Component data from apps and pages
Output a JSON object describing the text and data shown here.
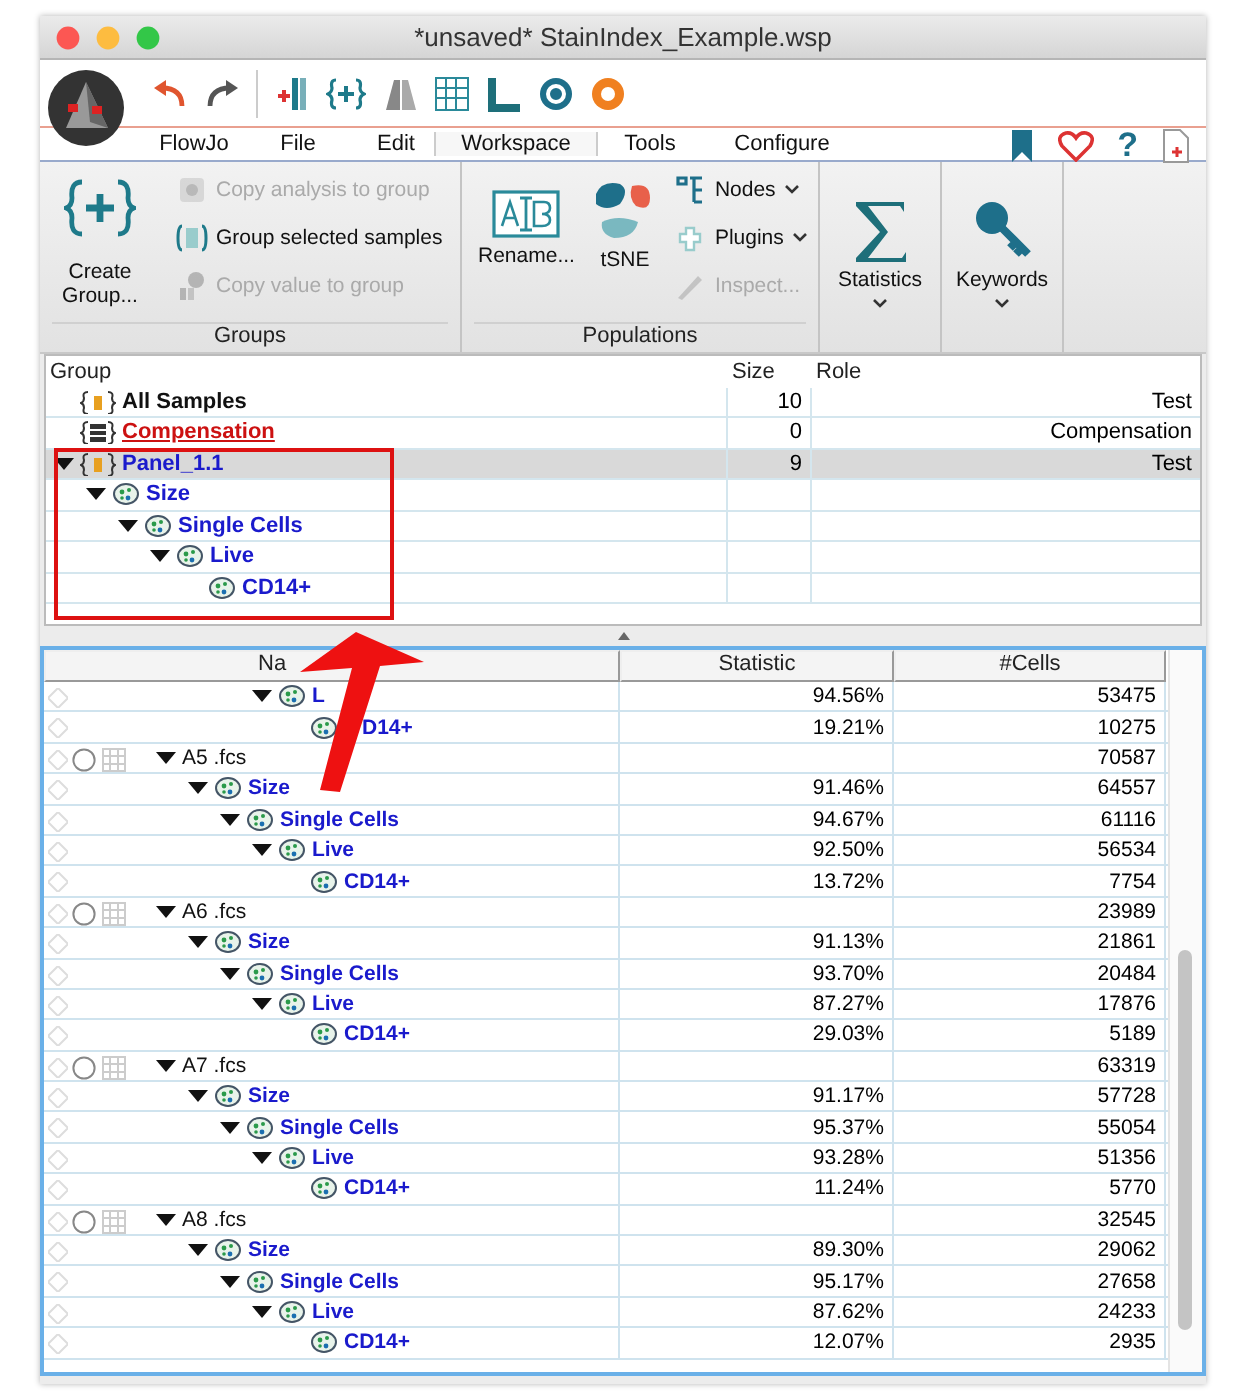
{
  "window": {
    "title": "*unsaved* StainIndex_Example.wsp"
  },
  "menu": [
    {
      "label": "FlowJo",
      "selected": false
    },
    {
      "label": "File",
      "selected": false
    },
    {
      "label": "Edit",
      "selected": false
    },
    {
      "label": "Workspace",
      "selected": true
    },
    {
      "label": "Tools",
      "selected": false
    },
    {
      "label": "Configure",
      "selected": false
    }
  ],
  "help_glyph": "?",
  "ribbon": {
    "groups": {
      "label": "Groups",
      "create": "Create Group...",
      "items": [
        {
          "label": "Copy analysis to group",
          "disabled": true
        },
        {
          "label": "Group selected samples",
          "disabled": false
        },
        {
          "label": "Copy value to group",
          "disabled": true
        }
      ]
    },
    "populations": {
      "label": "Populations",
      "rename": "Rename...",
      "tsne": "tSNE",
      "items": [
        {
          "label": "Nodes",
          "disabled": false,
          "dropdown": true
        },
        {
          "label": "Plugins",
          "disabled": false,
          "dropdown": true
        },
        {
          "label": "Inspect...",
          "disabled": true,
          "dropdown": false
        }
      ]
    },
    "statistics": {
      "label": "Statistics"
    },
    "keywords": {
      "label": "Keywords"
    }
  },
  "group_table": {
    "columns": [
      "Group",
      "Size",
      "Role"
    ],
    "rows": [
      {
        "kind": "all",
        "name": "All Samples",
        "size": "10",
        "role": "Test",
        "selected": false
      },
      {
        "kind": "compensation",
        "name": "Compensation",
        "size": "0",
        "role": "Compensation",
        "selected": false
      },
      {
        "kind": "group",
        "name": "Panel_1.1",
        "size": "9",
        "role": "Test",
        "selected": true,
        "expanded": true,
        "children": [
          {
            "kind": "gate",
            "name": "Size",
            "selected": false,
            "expanded": true,
            "children": [
              {
                "kind": "gate",
                "name": "Single Cells",
                "selected": false,
                "expanded": true,
                "children": [
                  {
                    "kind": "gate",
                    "name": "Live",
                    "selected": false,
                    "expanded": true,
                    "children": [
                      {
                        "kind": "gate",
                        "name": "CD14+",
                        "selected": false
                      }
                    ]
                  }
                ]
              }
            ]
          }
        ]
      }
    ]
  },
  "sample_table": {
    "columns": [
      "Na",
      "Statistic",
      "#Cells"
    ],
    "rows": [
      {
        "kind": "offscreen",
        "children": [
          {
            "kind": "offscreen",
            "children": [
              {
                "kind": "offscreen",
                "children": [
                  {
                    "kind": "gate",
                    "name": "L",
                    "statistic": "94.56%",
                    "cells": "53475",
                    "expanded": true,
                    "children": [
                      {
                        "kind": "gate",
                        "name": "D14+",
                        "statistic": "19.21%",
                        "cells": "10275"
                      }
                    ]
                  }
                ]
              }
            ]
          }
        ]
      },
      {
        "kind": "sample",
        "name": "A5 .fcs",
        "cells": "70587",
        "expanded": true,
        "children": [
          {
            "kind": "gate",
            "name": "Size",
            "statistic": "91.46%",
            "cells": "64557",
            "expanded": true,
            "children": [
              {
                "kind": "gate",
                "name": "Single Cells",
                "statistic": "94.67%",
                "cells": "61116",
                "expanded": true,
                "children": [
                  {
                    "kind": "gate",
                    "name": "Live",
                    "statistic": "92.50%",
                    "cells": "56534",
                    "expanded": true,
                    "children": [
                      {
                        "kind": "gate",
                        "name": "CD14+",
                        "statistic": "13.72%",
                        "cells": "7754"
                      }
                    ]
                  }
                ]
              }
            ]
          }
        ]
      },
      {
        "kind": "sample",
        "name": "A6 .fcs",
        "cells": "23989",
        "expanded": true,
        "children": [
          {
            "kind": "gate",
            "name": "Size",
            "statistic": "91.13%",
            "cells": "21861",
            "expanded": true,
            "children": [
              {
                "kind": "gate",
                "name": "Single Cells",
                "statistic": "93.70%",
                "cells": "20484",
                "expanded": true,
                "children": [
                  {
                    "kind": "gate",
                    "name": "Live",
                    "statistic": "87.27%",
                    "cells": "17876",
                    "expanded": true,
                    "children": [
                      {
                        "kind": "gate",
                        "name": "CD14+",
                        "statistic": "29.03%",
                        "cells": "5189"
                      }
                    ]
                  }
                ]
              }
            ]
          }
        ]
      },
      {
        "kind": "sample",
        "name": "A7 .fcs",
        "cells": "63319",
        "expanded": true,
        "children": [
          {
            "kind": "gate",
            "name": "Size",
            "statistic": "91.17%",
            "cells": "57728",
            "expanded": true,
            "children": [
              {
                "kind": "gate",
                "name": "Single Cells",
                "statistic": "95.37%",
                "cells": "55054",
                "expanded": true,
                "children": [
                  {
                    "kind": "gate",
                    "name": "Live",
                    "statistic": "93.28%",
                    "cells": "51356",
                    "expanded": true,
                    "children": [
                      {
                        "kind": "gate",
                        "name": "CD14+",
                        "statistic": "11.24%",
                        "cells": "5770"
                      }
                    ]
                  }
                ]
              }
            ]
          }
        ]
      },
      {
        "kind": "sample",
        "name": "A8 .fcs",
        "cells": "32545",
        "expanded": true,
        "children": [
          {
            "kind": "gate",
            "name": "Size",
            "statistic": "89.30%",
            "cells": "29062",
            "expanded": true,
            "children": [
              {
                "kind": "gate",
                "name": "Single Cells",
                "statistic": "95.17%",
                "cells": "27658",
                "expanded": true,
                "children": [
                  {
                    "kind": "gate",
                    "name": "Live",
                    "statistic": "87.62%",
                    "cells": "24233",
                    "expanded": true,
                    "children": [
                      {
                        "kind": "gate",
                        "name": "CD14+",
                        "statistic": "12.07%",
                        "cells": "2935"
                      }
                    ]
                  }
                ]
              }
            ]
          }
        ]
      }
    ]
  }
}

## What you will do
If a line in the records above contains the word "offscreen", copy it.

## Task output
        "kind": "offscreen",
            "kind": "offscreen",
                "kind": "offscreen",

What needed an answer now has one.